[App and web page records]

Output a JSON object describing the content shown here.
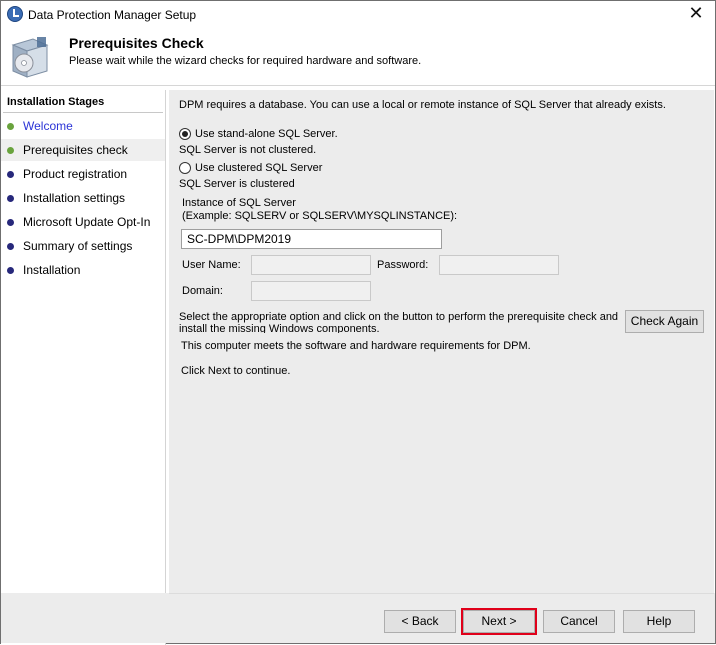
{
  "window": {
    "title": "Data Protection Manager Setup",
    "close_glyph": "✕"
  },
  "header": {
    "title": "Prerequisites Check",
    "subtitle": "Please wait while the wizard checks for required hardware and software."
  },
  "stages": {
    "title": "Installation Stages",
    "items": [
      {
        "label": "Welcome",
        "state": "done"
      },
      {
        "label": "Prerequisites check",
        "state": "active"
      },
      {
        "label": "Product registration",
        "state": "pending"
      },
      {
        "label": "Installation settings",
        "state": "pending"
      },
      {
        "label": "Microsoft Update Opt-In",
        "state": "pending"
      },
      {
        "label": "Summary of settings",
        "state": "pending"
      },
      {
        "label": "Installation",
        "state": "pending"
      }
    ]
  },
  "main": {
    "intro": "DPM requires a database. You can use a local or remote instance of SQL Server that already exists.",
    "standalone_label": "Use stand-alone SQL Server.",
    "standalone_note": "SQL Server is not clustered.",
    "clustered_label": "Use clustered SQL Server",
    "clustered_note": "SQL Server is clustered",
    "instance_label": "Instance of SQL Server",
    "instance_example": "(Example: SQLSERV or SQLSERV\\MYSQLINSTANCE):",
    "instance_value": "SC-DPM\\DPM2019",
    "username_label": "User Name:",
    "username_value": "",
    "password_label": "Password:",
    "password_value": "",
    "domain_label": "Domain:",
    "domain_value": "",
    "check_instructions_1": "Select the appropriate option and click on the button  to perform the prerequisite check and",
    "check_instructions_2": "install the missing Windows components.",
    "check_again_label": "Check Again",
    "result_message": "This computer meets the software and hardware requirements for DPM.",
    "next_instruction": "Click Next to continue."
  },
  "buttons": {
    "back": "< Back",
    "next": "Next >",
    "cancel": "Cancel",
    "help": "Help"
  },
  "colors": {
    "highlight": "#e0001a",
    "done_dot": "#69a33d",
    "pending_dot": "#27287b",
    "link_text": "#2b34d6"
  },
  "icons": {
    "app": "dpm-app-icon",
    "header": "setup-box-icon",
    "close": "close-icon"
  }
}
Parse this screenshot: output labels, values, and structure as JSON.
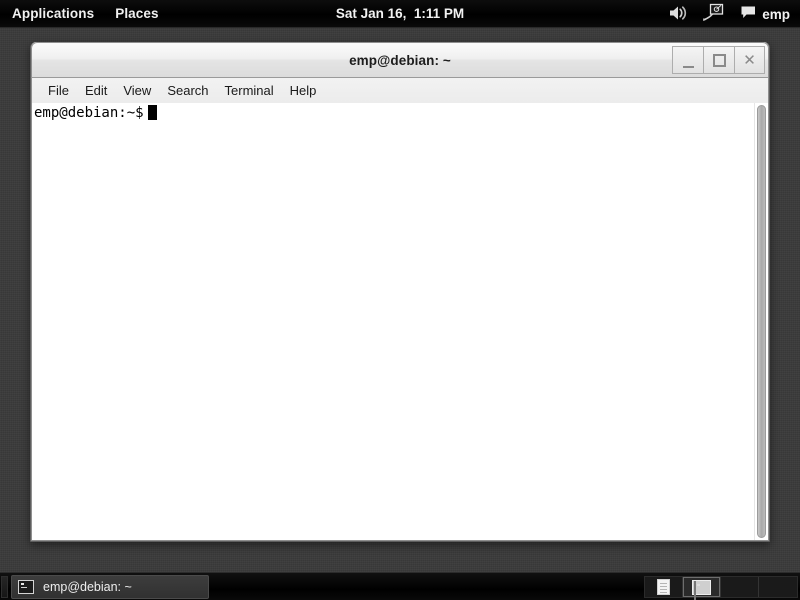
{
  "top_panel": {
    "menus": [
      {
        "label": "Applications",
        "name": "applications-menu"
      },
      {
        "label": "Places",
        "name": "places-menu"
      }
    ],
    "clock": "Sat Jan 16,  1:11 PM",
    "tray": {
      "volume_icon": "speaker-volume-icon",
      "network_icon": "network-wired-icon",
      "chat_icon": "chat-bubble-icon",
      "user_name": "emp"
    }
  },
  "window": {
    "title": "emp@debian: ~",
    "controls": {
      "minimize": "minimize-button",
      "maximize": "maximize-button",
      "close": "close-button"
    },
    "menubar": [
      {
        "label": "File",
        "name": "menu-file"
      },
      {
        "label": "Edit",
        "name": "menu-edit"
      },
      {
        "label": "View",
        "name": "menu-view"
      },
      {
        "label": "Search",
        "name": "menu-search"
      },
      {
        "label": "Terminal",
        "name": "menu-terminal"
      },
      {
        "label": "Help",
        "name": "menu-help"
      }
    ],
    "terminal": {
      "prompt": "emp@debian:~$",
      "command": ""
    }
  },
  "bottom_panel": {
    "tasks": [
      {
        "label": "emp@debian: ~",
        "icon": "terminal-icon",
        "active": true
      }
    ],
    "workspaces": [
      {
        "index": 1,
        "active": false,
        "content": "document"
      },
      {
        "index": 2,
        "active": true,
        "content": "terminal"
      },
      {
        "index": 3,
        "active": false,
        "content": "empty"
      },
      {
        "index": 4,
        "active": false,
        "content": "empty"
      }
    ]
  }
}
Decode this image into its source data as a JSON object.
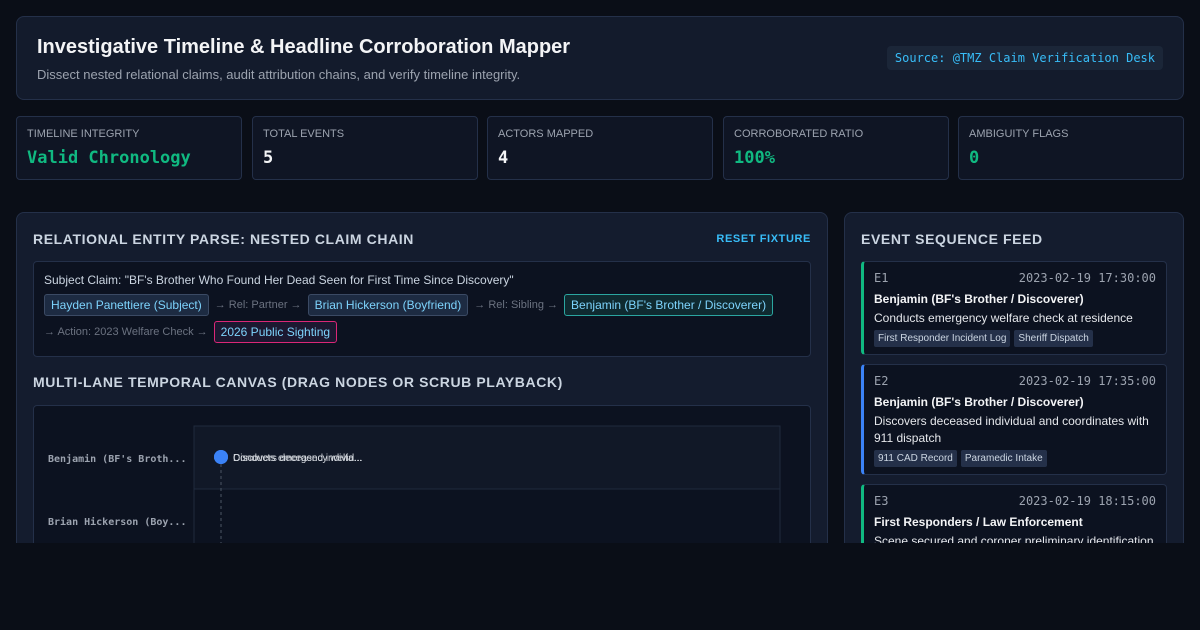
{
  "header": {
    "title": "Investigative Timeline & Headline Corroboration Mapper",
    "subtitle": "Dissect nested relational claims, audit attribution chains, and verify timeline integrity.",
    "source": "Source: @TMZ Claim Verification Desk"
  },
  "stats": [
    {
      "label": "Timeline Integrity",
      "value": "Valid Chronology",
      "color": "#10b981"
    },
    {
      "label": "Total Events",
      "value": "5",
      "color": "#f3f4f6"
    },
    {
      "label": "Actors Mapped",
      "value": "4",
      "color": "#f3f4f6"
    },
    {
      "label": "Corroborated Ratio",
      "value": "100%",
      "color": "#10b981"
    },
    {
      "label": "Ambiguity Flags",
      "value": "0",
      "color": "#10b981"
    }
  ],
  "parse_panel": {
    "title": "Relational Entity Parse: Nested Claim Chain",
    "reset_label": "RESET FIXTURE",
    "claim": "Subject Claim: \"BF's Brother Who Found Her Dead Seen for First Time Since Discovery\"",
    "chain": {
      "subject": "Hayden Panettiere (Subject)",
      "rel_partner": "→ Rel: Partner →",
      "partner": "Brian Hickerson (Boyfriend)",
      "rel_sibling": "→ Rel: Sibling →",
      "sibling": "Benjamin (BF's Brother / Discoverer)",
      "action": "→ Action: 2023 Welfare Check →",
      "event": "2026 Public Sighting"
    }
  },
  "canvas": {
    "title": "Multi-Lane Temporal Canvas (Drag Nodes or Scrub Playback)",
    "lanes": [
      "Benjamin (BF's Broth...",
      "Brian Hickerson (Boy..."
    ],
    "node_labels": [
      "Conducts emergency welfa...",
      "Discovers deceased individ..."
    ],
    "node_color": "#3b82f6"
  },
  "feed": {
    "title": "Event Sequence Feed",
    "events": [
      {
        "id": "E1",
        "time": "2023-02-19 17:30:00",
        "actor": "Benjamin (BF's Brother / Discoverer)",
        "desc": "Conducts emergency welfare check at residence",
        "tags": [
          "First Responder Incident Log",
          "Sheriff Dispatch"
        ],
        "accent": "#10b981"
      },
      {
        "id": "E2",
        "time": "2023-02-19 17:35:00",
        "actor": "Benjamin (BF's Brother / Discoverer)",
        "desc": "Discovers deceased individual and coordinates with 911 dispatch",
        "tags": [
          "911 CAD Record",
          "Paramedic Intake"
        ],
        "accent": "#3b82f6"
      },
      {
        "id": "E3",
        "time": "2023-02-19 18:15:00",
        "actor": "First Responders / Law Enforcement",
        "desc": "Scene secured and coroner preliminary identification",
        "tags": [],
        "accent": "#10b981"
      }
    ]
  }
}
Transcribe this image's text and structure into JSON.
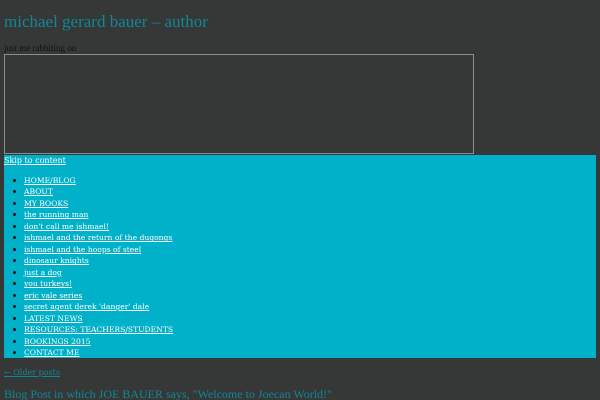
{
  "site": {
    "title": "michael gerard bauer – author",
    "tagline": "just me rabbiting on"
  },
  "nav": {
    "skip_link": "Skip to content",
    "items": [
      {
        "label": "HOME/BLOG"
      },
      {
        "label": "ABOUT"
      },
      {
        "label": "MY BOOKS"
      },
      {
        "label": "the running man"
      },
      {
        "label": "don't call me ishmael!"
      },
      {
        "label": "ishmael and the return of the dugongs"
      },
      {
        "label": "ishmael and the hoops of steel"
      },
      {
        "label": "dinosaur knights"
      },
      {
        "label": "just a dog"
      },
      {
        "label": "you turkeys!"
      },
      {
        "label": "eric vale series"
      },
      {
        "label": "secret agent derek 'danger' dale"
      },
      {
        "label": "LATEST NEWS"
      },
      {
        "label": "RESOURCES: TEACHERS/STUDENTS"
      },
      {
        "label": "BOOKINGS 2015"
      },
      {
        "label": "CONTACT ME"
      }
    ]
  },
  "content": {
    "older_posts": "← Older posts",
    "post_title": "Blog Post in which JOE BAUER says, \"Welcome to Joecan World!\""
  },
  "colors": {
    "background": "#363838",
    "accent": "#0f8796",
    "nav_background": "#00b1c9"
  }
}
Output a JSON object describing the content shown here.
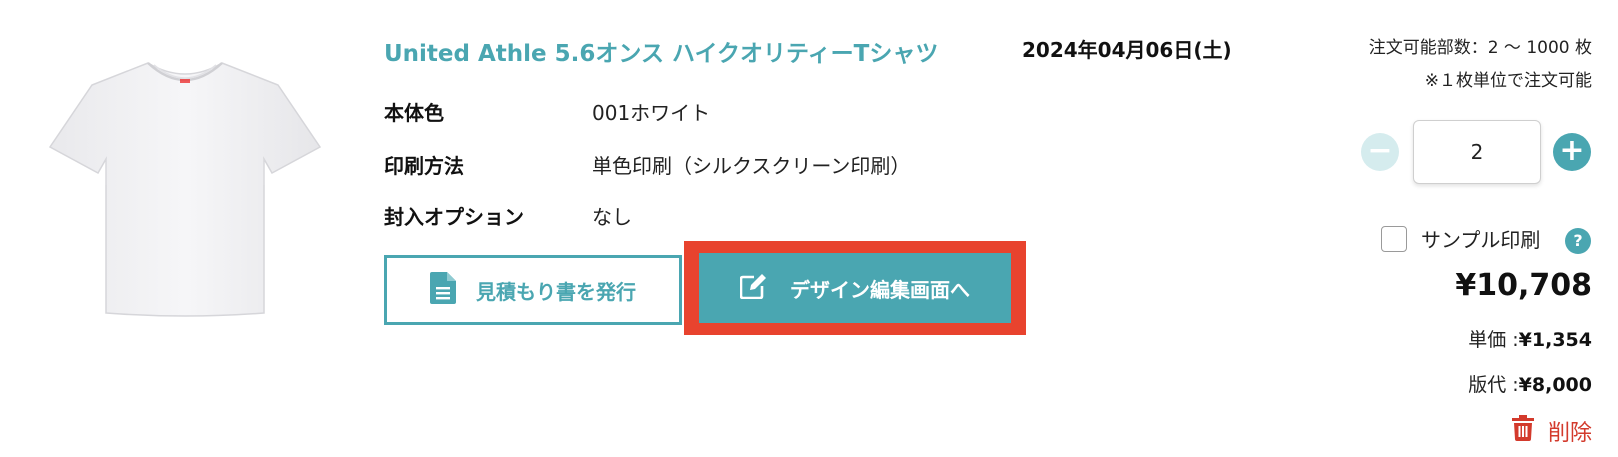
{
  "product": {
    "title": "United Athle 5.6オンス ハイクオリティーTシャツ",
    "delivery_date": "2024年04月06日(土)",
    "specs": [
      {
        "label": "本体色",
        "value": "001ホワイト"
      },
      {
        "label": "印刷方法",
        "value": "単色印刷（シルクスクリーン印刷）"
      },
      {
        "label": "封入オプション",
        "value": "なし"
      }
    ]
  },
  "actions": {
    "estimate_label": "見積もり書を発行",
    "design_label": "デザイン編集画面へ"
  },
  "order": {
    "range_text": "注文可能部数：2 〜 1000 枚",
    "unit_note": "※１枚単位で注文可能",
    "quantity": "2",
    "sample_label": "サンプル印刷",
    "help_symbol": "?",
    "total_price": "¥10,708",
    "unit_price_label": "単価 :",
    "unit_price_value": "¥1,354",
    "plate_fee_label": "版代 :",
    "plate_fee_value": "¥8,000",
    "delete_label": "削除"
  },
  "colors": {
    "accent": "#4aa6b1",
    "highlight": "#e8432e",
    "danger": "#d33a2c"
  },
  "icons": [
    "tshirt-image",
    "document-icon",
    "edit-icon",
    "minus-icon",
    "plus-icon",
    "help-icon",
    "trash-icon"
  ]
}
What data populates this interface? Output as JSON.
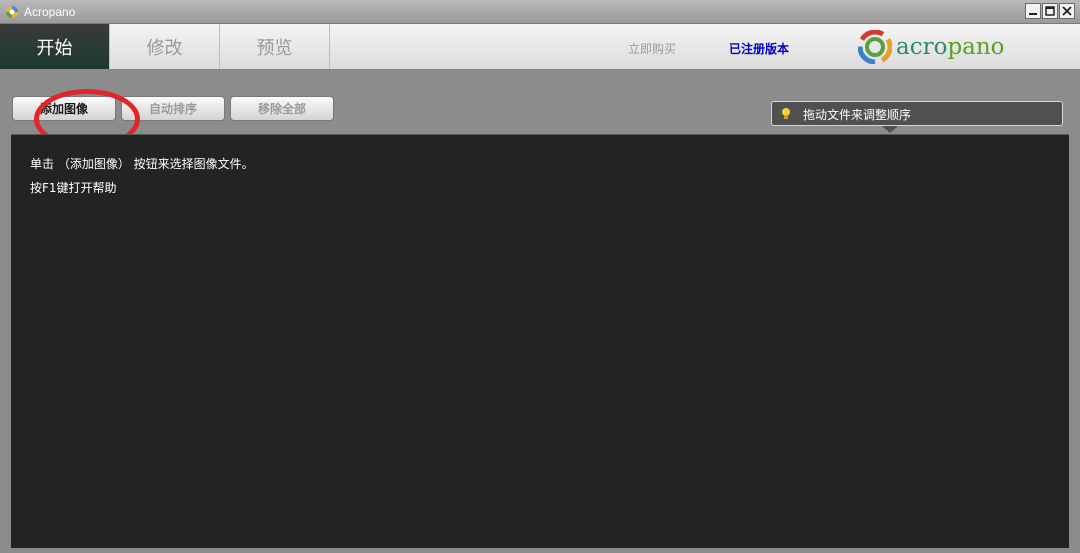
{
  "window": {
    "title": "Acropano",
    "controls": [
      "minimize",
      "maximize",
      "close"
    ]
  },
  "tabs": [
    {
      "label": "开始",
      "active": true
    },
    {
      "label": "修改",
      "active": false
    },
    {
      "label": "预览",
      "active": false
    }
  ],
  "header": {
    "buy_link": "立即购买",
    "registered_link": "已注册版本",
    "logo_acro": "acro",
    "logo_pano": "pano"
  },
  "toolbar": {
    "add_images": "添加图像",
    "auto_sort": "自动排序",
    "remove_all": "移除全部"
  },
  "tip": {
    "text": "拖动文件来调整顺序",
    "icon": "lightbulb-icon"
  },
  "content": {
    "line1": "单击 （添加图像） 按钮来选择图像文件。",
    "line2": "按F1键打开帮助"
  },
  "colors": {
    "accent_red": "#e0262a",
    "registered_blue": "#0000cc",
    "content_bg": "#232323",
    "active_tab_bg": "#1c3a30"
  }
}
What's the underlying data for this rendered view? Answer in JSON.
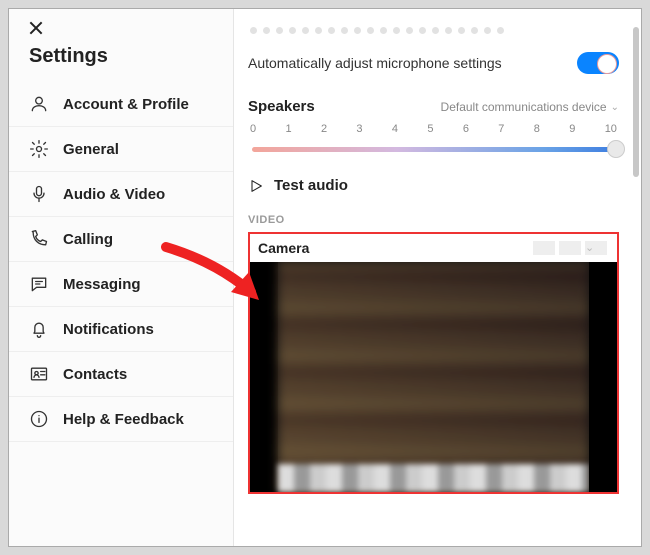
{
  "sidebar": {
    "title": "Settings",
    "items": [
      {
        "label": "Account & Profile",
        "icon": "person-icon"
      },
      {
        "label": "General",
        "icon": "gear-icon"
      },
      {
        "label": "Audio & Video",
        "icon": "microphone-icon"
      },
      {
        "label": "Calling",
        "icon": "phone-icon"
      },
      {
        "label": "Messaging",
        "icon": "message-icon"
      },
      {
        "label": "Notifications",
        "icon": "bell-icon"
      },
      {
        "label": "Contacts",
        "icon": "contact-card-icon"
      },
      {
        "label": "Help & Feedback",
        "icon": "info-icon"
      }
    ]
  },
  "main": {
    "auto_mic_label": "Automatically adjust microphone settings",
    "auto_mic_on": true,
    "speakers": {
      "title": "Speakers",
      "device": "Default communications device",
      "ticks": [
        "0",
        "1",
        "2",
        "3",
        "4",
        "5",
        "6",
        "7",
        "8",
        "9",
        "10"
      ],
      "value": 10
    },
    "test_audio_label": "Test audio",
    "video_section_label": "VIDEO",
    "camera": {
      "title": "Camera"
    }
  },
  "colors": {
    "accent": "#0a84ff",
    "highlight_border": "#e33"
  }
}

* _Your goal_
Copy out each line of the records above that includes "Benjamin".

* _Response below_
      "sibling": "Benjamin (BF's Brother / Discoverer)",
      "Benjamin (BF's Broth...",
        "actor": "Benjamin (BF's Brother / Discoverer)",
        "actor": "Benjamin (BF's Brother / Discoverer)",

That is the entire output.